Big plans are in store to spread the Internet across all of Africa. However, despite the hype surrounding Silicon Savannah in Kenya, the digital economy on the continent is but a strand in the World Wide Web. What obstacles must be overcome so that a true Internet revolution takes hold there? Innocent Munzaneya’s version of the global e-commerce site eBay, called Cyamunara (which means “Auctions”), seems like a great idea on the surface. Munzaneya decided to create the platform, which is in Kinyarwanda (Rwanda’s most-spoken language), after seeing people visit the capital city of Kigali from far away just to attend auctions.
The 16th International Business Forum took place this past October in Istanbul. It hosted many guests from emerging economies, a number of whom, naturally, were from Turkey. In terms of business, the best thing the republic can do for itself is ensure that its sizable youth population gets greater access to entrepreneurship. ISTANBUL, Turkey – As with other areas in the surrounding region, entrepreneurship has become a coal-hot issue for the Turkish government. In its eyes, it stands as the opportune nation for conducting business, as it boasts a modest corporate tax rate, low entry barriers, sky-high levels of tourism, a premium location, a close to double-digit growth rate and, most important, a very large, tech-inclined youth populace.
Resource efficiency in industrial processes is a key part of corporate social responsibility policies in developed countries. For almost 20 years, institutions have been promoting the same behavior in developing countries, arguing that investing in sustainable industrial processes is cost-effective, whatever the scale. How well does the Guatemala National Cleaner Production Centre’s work illustrate this point?
As various initiatives try to bring electricity to the globe’s most remote places (by way of solar energy), profitability looks to be blocking the light they bring. ISTANBUL, Turkey — Salinee Tavaranan has a quite determined face when she talks about solar energy and inclusive business. Nothing surprising, though—the entrepreneurial Thai woman is committed to both. She runs a local business installing solar panels in the off-grid villages of a mountainous area near the Myanmar-Thailand border. It’s one of the many remote rural places, still untouched by electricity, that compose “the last mile.”
SunSawang, her company, used to be a nongovernmental organization that aimed to implement and repair solar systems the Thai government bought in 2004 for the remote countryside.
Social projects that once depended on aid from donor agencies are shifting to what are known as “sustainable businesses.” But to stay sustainable, they need funding. Fortunately, as social issues arise, investors have changed how they invest capital. Instead of the biggest profit revenue, they are looking for the biggest impact—not to mention the healthiest snacks. ISTANBUL, Turkey — Somewhere in the middle of the lush, green mountainous region of Ecuador, groups of farmers are harvesting tons of potatoes, beetroots, parsnips and plantains. But instead of selling them as raw crops, they convert them into certified healthy snacks.

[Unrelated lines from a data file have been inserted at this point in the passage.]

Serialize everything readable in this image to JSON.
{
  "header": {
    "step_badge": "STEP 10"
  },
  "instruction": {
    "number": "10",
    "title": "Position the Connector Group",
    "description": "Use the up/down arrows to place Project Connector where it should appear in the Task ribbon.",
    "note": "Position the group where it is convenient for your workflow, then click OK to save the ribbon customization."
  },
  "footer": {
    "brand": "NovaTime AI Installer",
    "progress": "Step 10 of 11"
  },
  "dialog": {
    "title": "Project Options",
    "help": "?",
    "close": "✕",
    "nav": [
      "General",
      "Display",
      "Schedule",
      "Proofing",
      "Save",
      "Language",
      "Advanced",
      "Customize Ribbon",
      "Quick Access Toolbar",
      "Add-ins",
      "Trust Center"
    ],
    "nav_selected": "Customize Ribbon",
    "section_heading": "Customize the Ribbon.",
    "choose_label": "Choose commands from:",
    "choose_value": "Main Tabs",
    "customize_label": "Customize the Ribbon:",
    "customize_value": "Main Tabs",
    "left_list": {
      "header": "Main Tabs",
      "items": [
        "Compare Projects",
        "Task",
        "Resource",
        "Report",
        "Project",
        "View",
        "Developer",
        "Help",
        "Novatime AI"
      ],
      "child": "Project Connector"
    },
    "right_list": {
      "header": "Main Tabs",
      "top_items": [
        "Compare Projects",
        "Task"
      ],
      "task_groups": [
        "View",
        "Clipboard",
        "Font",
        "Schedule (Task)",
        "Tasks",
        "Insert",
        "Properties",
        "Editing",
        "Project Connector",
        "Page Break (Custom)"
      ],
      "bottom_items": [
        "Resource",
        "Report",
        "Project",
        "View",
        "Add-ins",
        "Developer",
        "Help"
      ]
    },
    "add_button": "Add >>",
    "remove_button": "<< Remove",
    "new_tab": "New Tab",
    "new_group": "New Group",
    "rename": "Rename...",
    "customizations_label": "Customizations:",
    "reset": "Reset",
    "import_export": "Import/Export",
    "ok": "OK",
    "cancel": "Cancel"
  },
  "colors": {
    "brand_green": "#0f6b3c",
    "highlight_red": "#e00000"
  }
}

“What do you mean with ‘green’?” Emin asks while driving me to Atatürk Airport in Istanbul. This young Turkish taxi driver tells me (with his limited English, and even more limited body language, given he’s driving) he does not know what environmental taxes are, while pointing out the dozens of cars stacked in traffic on the right side, traffic he managed to avoid by maneuvering.
As a way to reverse harrowing global youth-employment numbers, youth entrepreneurship is seen as a bright light at the end of a very long tunnel. But how viable of a solution is it? ISTANBUL, Turkey — The numbers are terrifying. According to recent research conducted by The Economist, around 24.4 percent, or about 290 million, of the world’s young people are currently unemployed. No wonder they’ve been dubbed the Jobless Generation.
Mini-Series: Impact Istanbul features conference highlights, round-ups, interviews, Q&A’s, and speaker profiles. It is part of our International Business Forum 2013 live coverage. This time, a look at smallholder farmers: Over 2 billion people in the world depend on small-scale agriculture for their livelihood. How can inclusive business help smallholder farmers? After visiting Ethiopia, where coffee originates, Martin Elwert and Robert Rudnick became fascinated with the complexity and diversity of coffee aromas.